While many industries struggle to find good candidates during this talent shortage, it’s imperative that hiring managers don’t settle for what’s available rather than find a really good fit for their team.
Once you get to the interview stage, there are a few key things a candidate needs to do to impress your hiring manager. Sure, submitting a great resume, displaying great communication skills, and having that je ne sais quoi factor are all great indicators of a successful interview. However, there may be one part that is most telling: that is the questions at the end of the interview.
Often considered the last chance for interviewees to leave a lasting impression, this is your chance to give your candidate back the responsibility of researching whether this would be a good partnership. This is your chance to get a glimpse of what they are actually curious about in the position, the application process and the company.
I’ve been in recruitment for decades. Here are five questions candidates ask that jump their resumes to the top of my pile.
1. “What have former employees done to succeed in this position?”
If you’re looking for high achievers to bolster your team, keep an eye out for this question. Doing this during the early application process sets a candidate apart from the competition by letting the recruiter know that they intend to succeed in the role and become a valuable asset to the team.
They are looking for examples of success as a model to follow once they get into the role. This is a great indicator of initiative and drive.
2. “How do you evaluate success in this role?”
As with the question above, this is indicative of a candidate seeking clarity on how to impress their superiors from the start, and looking for a role with clear goals and communicative leaders.
By asking this question right away, the interviewee shows that they are goal-oriented and looking for a roadmap for how to thrive at the company.
3. “How do you see the company growing in the coming years?”
Looking to the future and thinking about how you can help a business succeed in the long run will always appeal to hiring managers. A candidate asking this question is thinking to a recruiter that they are looking for a long-term position and have no intention of growing your company’s revenue.
This question refers to a candidate looking for how they can benefit the company as it grows and evolves. It also indicates that they are looking at how this new role can mature in the coming years and how they can develop their position to help achieve the company’s macro goals.
4. “I read about your CEO in Inc. magazine. Can you tell me more about this?”
When a candidate comes into an interview after doing the proper research about the company they are applying for, it shows immediately. This question highlights the fact that a candidate has done their homework by looking closely at news about the company and its leadership team.
It also shows that they are genuinely interested in this field and the company they are applying for. Want to go one step further? Ask the candidate questions about your competitors in the news to really gauge their interest in the industry.
5. “What’s one of the most interesting projects or opportunities you’ve worked on?”
When given the opportunity, most candidates will ask what a typical day in this position will be like. While this question is beneficial from the perspective of day-to-day operations, it misses something important, which is the excitement that comes from those career-defining projects that make the company so attractive to new hires.

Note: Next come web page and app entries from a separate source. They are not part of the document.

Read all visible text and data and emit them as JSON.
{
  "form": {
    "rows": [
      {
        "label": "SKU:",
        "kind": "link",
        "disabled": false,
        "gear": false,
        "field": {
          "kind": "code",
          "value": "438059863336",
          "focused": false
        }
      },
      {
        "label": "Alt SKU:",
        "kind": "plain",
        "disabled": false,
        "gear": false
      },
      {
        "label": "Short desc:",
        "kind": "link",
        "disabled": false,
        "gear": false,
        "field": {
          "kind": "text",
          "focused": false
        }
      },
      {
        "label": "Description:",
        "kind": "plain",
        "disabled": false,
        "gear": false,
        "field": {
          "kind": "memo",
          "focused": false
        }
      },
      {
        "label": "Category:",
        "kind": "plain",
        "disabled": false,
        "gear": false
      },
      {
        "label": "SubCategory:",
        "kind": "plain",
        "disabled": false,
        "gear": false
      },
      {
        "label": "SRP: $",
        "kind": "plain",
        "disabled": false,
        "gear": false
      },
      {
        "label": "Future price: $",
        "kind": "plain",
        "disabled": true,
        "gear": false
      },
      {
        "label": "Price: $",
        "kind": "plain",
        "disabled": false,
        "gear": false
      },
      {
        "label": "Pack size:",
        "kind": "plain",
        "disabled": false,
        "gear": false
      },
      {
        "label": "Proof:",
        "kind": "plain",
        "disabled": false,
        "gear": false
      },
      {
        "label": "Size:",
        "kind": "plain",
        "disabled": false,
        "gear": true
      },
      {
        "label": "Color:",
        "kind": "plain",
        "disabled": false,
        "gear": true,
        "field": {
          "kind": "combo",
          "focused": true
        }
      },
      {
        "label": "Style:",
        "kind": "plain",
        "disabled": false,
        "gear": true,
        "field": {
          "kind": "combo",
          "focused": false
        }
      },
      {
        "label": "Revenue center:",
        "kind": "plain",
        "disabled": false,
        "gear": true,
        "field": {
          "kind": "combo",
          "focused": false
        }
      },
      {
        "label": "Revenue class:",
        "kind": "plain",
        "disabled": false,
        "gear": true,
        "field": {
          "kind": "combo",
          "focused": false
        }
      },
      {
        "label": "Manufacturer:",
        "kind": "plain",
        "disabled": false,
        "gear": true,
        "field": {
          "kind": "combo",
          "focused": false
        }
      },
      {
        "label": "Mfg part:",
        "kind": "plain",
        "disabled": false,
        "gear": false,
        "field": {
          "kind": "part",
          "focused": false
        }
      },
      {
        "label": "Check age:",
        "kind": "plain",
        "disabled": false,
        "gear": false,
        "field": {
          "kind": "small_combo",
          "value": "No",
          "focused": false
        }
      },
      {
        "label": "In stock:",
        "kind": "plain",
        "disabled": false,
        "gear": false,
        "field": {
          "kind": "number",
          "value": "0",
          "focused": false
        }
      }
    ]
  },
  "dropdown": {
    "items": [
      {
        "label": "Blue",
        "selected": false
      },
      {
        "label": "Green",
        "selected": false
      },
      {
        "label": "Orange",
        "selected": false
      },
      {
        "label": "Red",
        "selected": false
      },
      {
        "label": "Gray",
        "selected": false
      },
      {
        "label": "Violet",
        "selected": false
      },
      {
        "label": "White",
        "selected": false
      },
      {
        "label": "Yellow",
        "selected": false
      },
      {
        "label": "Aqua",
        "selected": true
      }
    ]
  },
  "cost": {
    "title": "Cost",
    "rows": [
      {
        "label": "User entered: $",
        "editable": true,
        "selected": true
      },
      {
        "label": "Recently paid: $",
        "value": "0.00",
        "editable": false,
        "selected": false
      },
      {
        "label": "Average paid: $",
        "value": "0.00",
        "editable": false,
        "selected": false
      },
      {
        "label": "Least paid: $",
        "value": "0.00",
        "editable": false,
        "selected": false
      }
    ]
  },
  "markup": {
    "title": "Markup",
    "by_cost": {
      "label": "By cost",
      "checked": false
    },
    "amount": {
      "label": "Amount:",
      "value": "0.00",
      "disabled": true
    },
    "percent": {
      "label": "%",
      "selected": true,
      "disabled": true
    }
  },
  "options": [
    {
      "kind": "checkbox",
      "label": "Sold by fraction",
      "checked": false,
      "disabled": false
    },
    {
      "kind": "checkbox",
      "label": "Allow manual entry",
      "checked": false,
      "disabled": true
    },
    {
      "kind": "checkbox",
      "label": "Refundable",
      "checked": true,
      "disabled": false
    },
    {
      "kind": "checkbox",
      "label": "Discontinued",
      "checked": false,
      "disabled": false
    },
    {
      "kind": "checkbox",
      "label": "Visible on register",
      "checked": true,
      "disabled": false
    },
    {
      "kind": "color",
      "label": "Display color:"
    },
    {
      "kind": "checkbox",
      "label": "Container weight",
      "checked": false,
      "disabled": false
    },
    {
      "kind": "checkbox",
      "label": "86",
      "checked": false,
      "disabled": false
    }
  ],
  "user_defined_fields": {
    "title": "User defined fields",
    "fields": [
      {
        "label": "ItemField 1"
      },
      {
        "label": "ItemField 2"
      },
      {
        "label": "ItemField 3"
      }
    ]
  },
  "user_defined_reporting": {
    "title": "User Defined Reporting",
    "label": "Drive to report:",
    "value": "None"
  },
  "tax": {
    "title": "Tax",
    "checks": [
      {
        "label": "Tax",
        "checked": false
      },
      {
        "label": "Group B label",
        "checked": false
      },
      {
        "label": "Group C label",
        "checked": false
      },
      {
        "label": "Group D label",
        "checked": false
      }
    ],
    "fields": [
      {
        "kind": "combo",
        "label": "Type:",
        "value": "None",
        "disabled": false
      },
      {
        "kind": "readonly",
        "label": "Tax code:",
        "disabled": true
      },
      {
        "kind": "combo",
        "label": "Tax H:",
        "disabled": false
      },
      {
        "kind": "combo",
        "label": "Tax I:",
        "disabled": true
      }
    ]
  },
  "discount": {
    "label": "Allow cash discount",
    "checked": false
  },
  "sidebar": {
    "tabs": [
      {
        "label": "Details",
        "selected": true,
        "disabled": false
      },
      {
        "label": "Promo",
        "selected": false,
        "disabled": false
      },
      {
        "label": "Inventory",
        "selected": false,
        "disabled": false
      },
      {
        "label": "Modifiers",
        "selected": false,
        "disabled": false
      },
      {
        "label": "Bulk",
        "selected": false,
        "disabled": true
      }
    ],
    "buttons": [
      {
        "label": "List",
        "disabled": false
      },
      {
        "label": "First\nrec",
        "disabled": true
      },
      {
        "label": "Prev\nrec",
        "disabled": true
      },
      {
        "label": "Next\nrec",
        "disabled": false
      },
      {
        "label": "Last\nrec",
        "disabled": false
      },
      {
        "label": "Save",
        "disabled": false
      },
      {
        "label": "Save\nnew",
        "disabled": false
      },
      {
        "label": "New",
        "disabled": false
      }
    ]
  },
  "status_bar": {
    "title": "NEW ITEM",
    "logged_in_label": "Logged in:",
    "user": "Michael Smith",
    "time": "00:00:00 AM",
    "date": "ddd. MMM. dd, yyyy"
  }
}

This question is great because it can lead to a lively discussion about passion projects and motivate a candidate to join the company. Of course, understanding the day-to-day duties and duties in the position is important, and I wouldn’t write off a candidate for inquiring about them; but candidates who follow this up by asking about exciting projects with a bigger picture are more likely to make a splash during the application process.
The opinions expressed here by Inc.com columnists are their own, not Inc.com’s.
This post Your best candidates will ask these questions at the end of the interview
was original published at “https://www.inc.com/mandy-gilbert/find-your-best-candidates-by-asking-these-end-of-interview-questions.html”